- [Assignment]: Print every line below without adding or leaving out a single word.

- [Listed entries]:
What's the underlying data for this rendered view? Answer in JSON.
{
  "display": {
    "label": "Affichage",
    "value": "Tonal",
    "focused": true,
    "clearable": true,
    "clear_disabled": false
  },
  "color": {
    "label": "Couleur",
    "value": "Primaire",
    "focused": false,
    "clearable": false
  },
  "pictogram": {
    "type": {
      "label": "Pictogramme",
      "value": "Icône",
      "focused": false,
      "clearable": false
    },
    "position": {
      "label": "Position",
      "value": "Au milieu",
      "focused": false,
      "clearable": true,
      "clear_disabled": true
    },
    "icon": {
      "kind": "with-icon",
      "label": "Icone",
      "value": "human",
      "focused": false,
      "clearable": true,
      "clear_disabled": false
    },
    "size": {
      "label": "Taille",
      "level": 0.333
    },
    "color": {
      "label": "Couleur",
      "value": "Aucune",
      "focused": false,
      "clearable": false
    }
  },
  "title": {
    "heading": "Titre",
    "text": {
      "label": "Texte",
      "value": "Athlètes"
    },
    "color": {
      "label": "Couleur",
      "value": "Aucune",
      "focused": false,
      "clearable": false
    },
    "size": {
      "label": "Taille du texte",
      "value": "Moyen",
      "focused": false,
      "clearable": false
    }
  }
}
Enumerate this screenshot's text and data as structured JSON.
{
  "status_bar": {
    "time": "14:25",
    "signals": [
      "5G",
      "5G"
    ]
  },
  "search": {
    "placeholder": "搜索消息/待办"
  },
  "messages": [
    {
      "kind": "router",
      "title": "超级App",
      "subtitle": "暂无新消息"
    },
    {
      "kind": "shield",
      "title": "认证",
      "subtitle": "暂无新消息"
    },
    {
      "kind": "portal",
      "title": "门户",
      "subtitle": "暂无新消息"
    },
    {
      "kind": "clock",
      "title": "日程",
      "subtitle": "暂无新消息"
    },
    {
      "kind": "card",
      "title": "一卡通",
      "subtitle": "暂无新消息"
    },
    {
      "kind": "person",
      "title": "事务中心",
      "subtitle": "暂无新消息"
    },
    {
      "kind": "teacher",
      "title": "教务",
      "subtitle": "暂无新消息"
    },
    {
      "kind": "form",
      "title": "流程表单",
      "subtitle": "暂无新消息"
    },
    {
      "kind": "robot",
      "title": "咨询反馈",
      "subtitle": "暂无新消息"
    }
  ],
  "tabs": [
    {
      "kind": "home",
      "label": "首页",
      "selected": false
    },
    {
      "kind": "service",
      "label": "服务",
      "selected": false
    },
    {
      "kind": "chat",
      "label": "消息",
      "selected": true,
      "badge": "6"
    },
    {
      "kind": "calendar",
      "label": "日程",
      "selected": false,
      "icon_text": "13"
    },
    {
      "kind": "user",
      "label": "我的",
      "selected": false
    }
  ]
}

- [Completed exercise]:
What's the underlying data for this rendered view? Answer in JSON.
{
  "display": {
    "label": "Affichage",
    "value": "Tonal",
    "focused": true,
    "clearable": true,
    "clear_disabled": false
  },
  "color": {
    "label": "Couleur",
    "value": "Primaire",
    "focused": false,
    "clearable": false
  },
  "pictogram": {
    "type": {
      "label": "Pictogramme",
      "value": "Icône",
      "focused": false,
      "clearable": false
    },
    "position": {
      "label": "Position",
      "value": "Au milieu",
      "focused": false,
      "clearable": true,
      "clear_disabled": true
    },
    "icon": {
      "kind": "with-icon",
      "label": "Icone",
      "value": "human",
      "focused": false,
      "clearable": true,
      "clear_disabled": false
    },
    "size": {
      "label": "Taille",
      "level": 0.333
    },
    "color": {
      "label": "Couleur",
      "value": "Aucune",
      "focused": false,
      "clearable": false
    }
  },
  "title": {
    "heading": "Titre",
    "text": {
      "label": "Texte",
      "value": "Athlètes"
    },
    "color": {
      "label": "Couleur",
      "value": "Aucune",
      "focused": false,
      "clearable": false
    },
    "size": {
      "label": "Taille du texte",
      "value": "Moyen",
      "focused": false,
      "clearable": false
    }
  }
}
Enumerate this screenshot's text and data as structured JSON.
{
  "status_bar": {
    "time": "14:25",
    "signals": [
      "5G",
      "5G"
    ]
  },
  "search": {
    "placeholder": "搜索消息/待办"
  },
  "messages": [
    {
      "kind": "router",
      "title": "超级App",
      "subtitle": "暂无新消息"
    },
    {
      "kind": "shield",
      "title": "认证",
      "subtitle": "暂无新消息"
    },
    {
      "kind": "portal",
      "title": "门户",
      "subtitle": "暂无新消息"
    },
    {
      "kind": "clock",
      "title": "日程",
      "subtitle": "暂无新消息"
    },
    {
      "kind": "card",
      "title": "一卡通",
      "subtitle": "暂无新消息"
    },
    {
      "kind": "person",
      "title": "事务中心",
      "subtitle": "暂无新消息"
    },
    {
      "kind": "teacher",
      "title": "教务",
      "subtitle": "暂无新消息"
    },
    {
      "kind": "form",
      "title": "流程表单",
      "subtitle": "暂无新消息"
    },
    {
      "kind": "robot",
      "title": "咨询反馈",
      "subtitle": "暂无新消息"
    }
  ],
  "tabs": [
    {
      "kind": "home",
      "label": "首页",
      "selected": false
    },
    {
      "kind": "service",
      "label": "服务",
      "selected": false
    },
    {
      "kind": "chat",
      "label": "消息",
      "selected": true,
      "badge": "6"
    },
    {
      "kind": "calendar",
      "label": "日程",
      "selected": false,
      "icon_text": "13"
    },
    {
      "kind": "user",
      "label": "我的",
      "selected": false
    }
  ]
}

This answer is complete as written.